Images aside, return all the entries exactly.

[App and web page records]
--

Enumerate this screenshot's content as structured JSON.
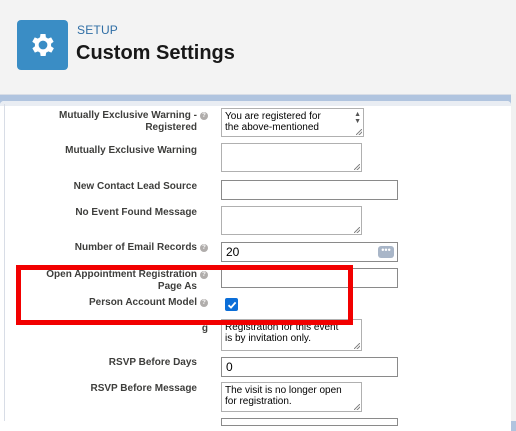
{
  "header": {
    "eyebrow": "SETUP",
    "title": "Custom Settings",
    "icon": "gear-icon",
    "icon_bg": "#3a8dc5"
  },
  "fields": {
    "mutually_exclusive_warning_registered": {
      "label_line1": "Mutually Exclusive Warning -",
      "label_line2": "Registered",
      "value_line1": "You are registered for",
      "value_line2": "the above-mentioned"
    },
    "mutually_exclusive_warning": {
      "label": "Mutually Exclusive Warning",
      "value": ""
    },
    "new_contact_lead_source": {
      "label": "New Contact Lead Source",
      "value": ""
    },
    "no_event_found_message": {
      "label": "No Event Found Message",
      "value": ""
    },
    "number_of_email_records": {
      "label": "Number of Email Records",
      "value": "20"
    },
    "open_appointment_registration_page_as": {
      "label_line1": "Open Appointment Registration",
      "label_line2": "Page As",
      "value": ""
    },
    "person_account_model": {
      "label": "Person Account Model",
      "checked": true
    },
    "partial_hidden_textarea": {
      "label_fragment": "g",
      "value_line1": "Registration for this event",
      "value_line2": "is by invitation only."
    },
    "rsvp_before_days": {
      "label": "RSVP Before Days",
      "value": "0"
    },
    "rsvp_before_message": {
      "label": "RSVP Before Message",
      "value_line1": "The visit is no longer open",
      "value_line2": "for registration."
    }
  },
  "colors": {
    "highlight": "#f20000",
    "checkbox": "#0b6ed8",
    "page_bg": "#b0c4df"
  }
}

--

== Answer to this problem ==
Enumerate this screenshot's content as structured JSON.
{
  "header": {
    "eyebrow": "SETUP",
    "title": "Custom Settings",
    "icon": "gear-icon",
    "icon_bg": "#3a8dc5"
  },
  "fields": {
    "mutually_exclusive_warning_registered": {
      "label_line1": "Mutually Exclusive Warning -",
      "label_line2": "Registered",
      "value_line1": "You are registered for",
      "value_line2": "the above-mentioned"
    },
    "mutually_exclusive_warning": {
      "label": "Mutually Exclusive Warning",
      "value": ""
    },
    "new_contact_lead_source": {
      "label": "New Contact Lead Source",
      "value": ""
    },
    "no_event_found_message": {
      "label": "No Event Found Message",
      "value": ""
    },
    "number_of_email_records": {
      "label": "Number of Email Records",
      "value": "20"
    },
    "open_appointment_registration_page_as": {
      "label_line1": "Open Appointment Registration",
      "label_line2": "Page As",
      "value": ""
    },
    "person_account_model": {
      "label": "Person Account Model",
      "checked": true
    },
    "partial_hidden_textarea": {
      "label_fragment": "g",
      "value_line1": "Registration for this event",
      "value_line2": "is by invitation only."
    },
    "rsvp_before_days": {
      "label": "RSVP Before Days",
      "value": "0"
    },
    "rsvp_before_message": {
      "label": "RSVP Before Message",
      "value_line1": "The visit is no longer open",
      "value_line2": "for registration."
    }
  },
  "colors": {
    "highlight": "#f20000",
    "checkbox": "#0b6ed8",
    "page_bg": "#b0c4df"
  }
}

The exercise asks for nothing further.